Pick out the lines below with "Pressure" and list them.

Segment Start: INPUT DATA

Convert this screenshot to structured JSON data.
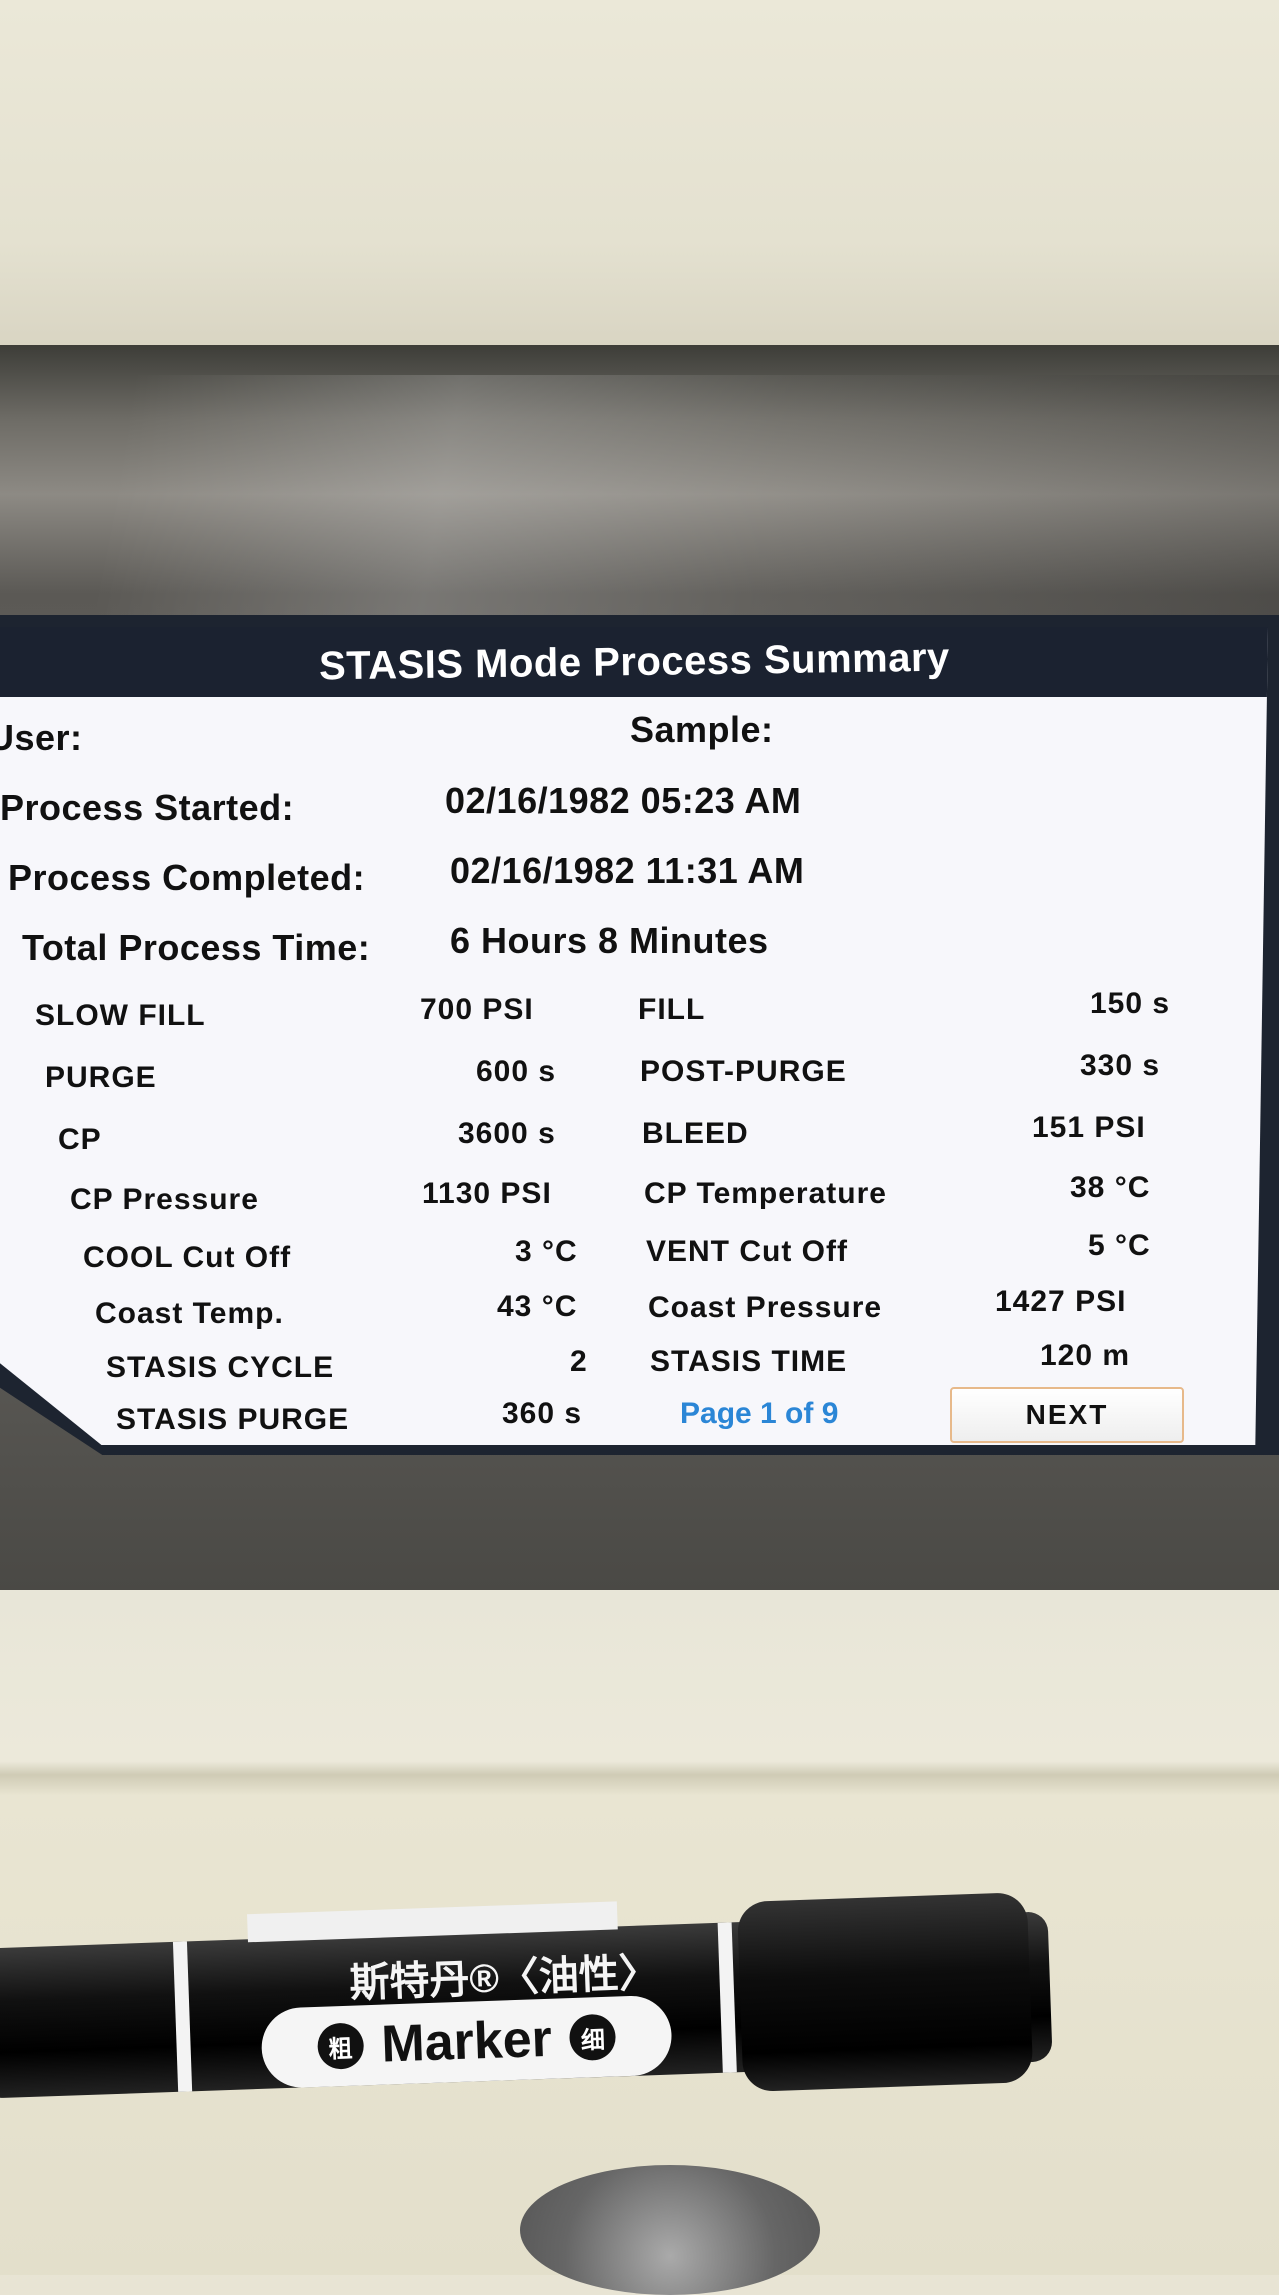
{
  "screen": {
    "title": "STASIS Mode Process Summary",
    "user_label": "User:",
    "sample_label": "Sample:",
    "process_started_label": "Process Started:",
    "process_started_value": "02/16/1982 05:23 AM",
    "process_completed_label": "Process Completed:",
    "process_completed_value": "02/16/1982 11:31 AM",
    "total_time_label": "Total Process Time:",
    "total_time_value": "6  Hours 8 Minutes",
    "params_left": [
      {
        "label": "SLOW FILL",
        "value": "700 PSI"
      },
      {
        "label": "PURGE",
        "value": "600 s"
      },
      {
        "label": "CP",
        "value": "3600 s"
      },
      {
        "label": "CP Pressure",
        "value": "1130 PSI"
      },
      {
        "label": "COOL Cut Off",
        "value": "3 °C"
      },
      {
        "label": "Coast Temp.",
        "value": "43 °C"
      },
      {
        "label": "STASIS CYCLE",
        "value": "2"
      },
      {
        "label": "STASIS PURGE",
        "value": "360 s"
      }
    ],
    "params_right": [
      {
        "label": "FILL",
        "value": "150 s"
      },
      {
        "label": "POST-PURGE",
        "value": "330 s"
      },
      {
        "label": "BLEED",
        "value": "151 PSI"
      },
      {
        "label": "CP Temperature",
        "value": "38 °C"
      },
      {
        "label": "VENT Cut Off",
        "value": "5 °C"
      },
      {
        "label": "Coast Pressure",
        "value": "1427 PSI"
      },
      {
        "label": "STASIS TIME",
        "value": "120 m"
      }
    ],
    "page_indicator": "Page 1 of 9",
    "next_label": "NEXT"
  },
  "marker": {
    "brand_cn": "斯特丹®〈油性〉",
    "brand_word": "Marker",
    "left_badge": "粗",
    "right_badge": "细"
  },
  "colors": {
    "title_bar": "#1b2230",
    "screen_bg": "#f7f7fb",
    "page_indicator": "#2b86d6",
    "next_border": "#e7b98a"
  }
}
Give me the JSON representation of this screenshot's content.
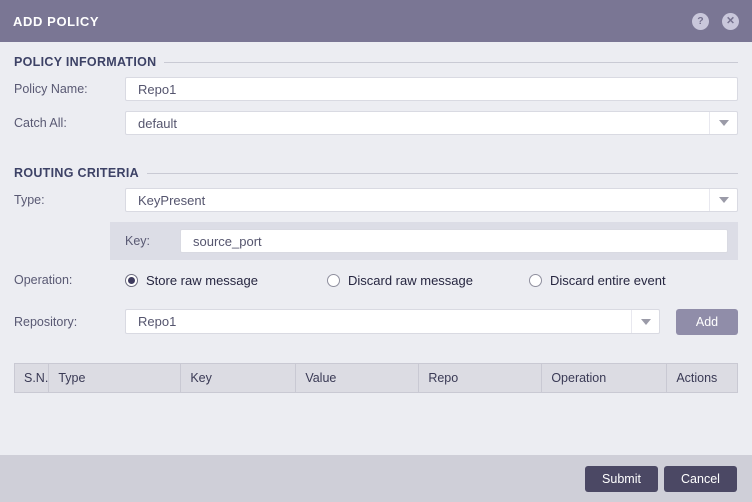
{
  "dialog": {
    "title": "ADD POLICY",
    "help_glyph": "?",
    "close_glyph": "✕"
  },
  "sections": {
    "policy_information": {
      "title": "POLICY INFORMATION"
    },
    "routing_criteria": {
      "title": "ROUTING CRITERIA"
    }
  },
  "fields": {
    "policy_name": {
      "label": "Policy Name:",
      "value": "Repo1"
    },
    "catch_all": {
      "label": "Catch All:",
      "value": "default"
    },
    "type": {
      "label": "Type:",
      "value": "KeyPresent"
    },
    "key": {
      "label": "Key:",
      "value": "source_port"
    },
    "operation": {
      "label": "Operation:",
      "options": [
        {
          "label": "Store raw message",
          "selected": true
        },
        {
          "label": "Discard raw message",
          "selected": false
        },
        {
          "label": "Discard entire event",
          "selected": false
        }
      ]
    },
    "repository": {
      "label": "Repository:",
      "value": "Repo1",
      "add_button": "Add"
    }
  },
  "table": {
    "columns": [
      "S.N.",
      "Type",
      "Key",
      "Value",
      "Repo",
      "Operation",
      "Actions"
    ],
    "rows": []
  },
  "footer": {
    "submit": "Submit",
    "cancel": "Cancel"
  },
  "colors": {
    "header_bg": "#7a7694",
    "body_bg": "#ecedf2",
    "section_title": "#3d4266",
    "subpanel_bg": "#dcdde6",
    "table_header_bg": "#dcdce3",
    "footer_bg": "#cfcfd8",
    "primary_button_bg": "#4b4864",
    "add_button_bg": "#908da9",
    "radio_selected": "#3e3b5e"
  }
}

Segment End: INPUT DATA

— FINISHED EXERCISE —
        "label": "CP Pressure",
        "label": "Coast Pressure",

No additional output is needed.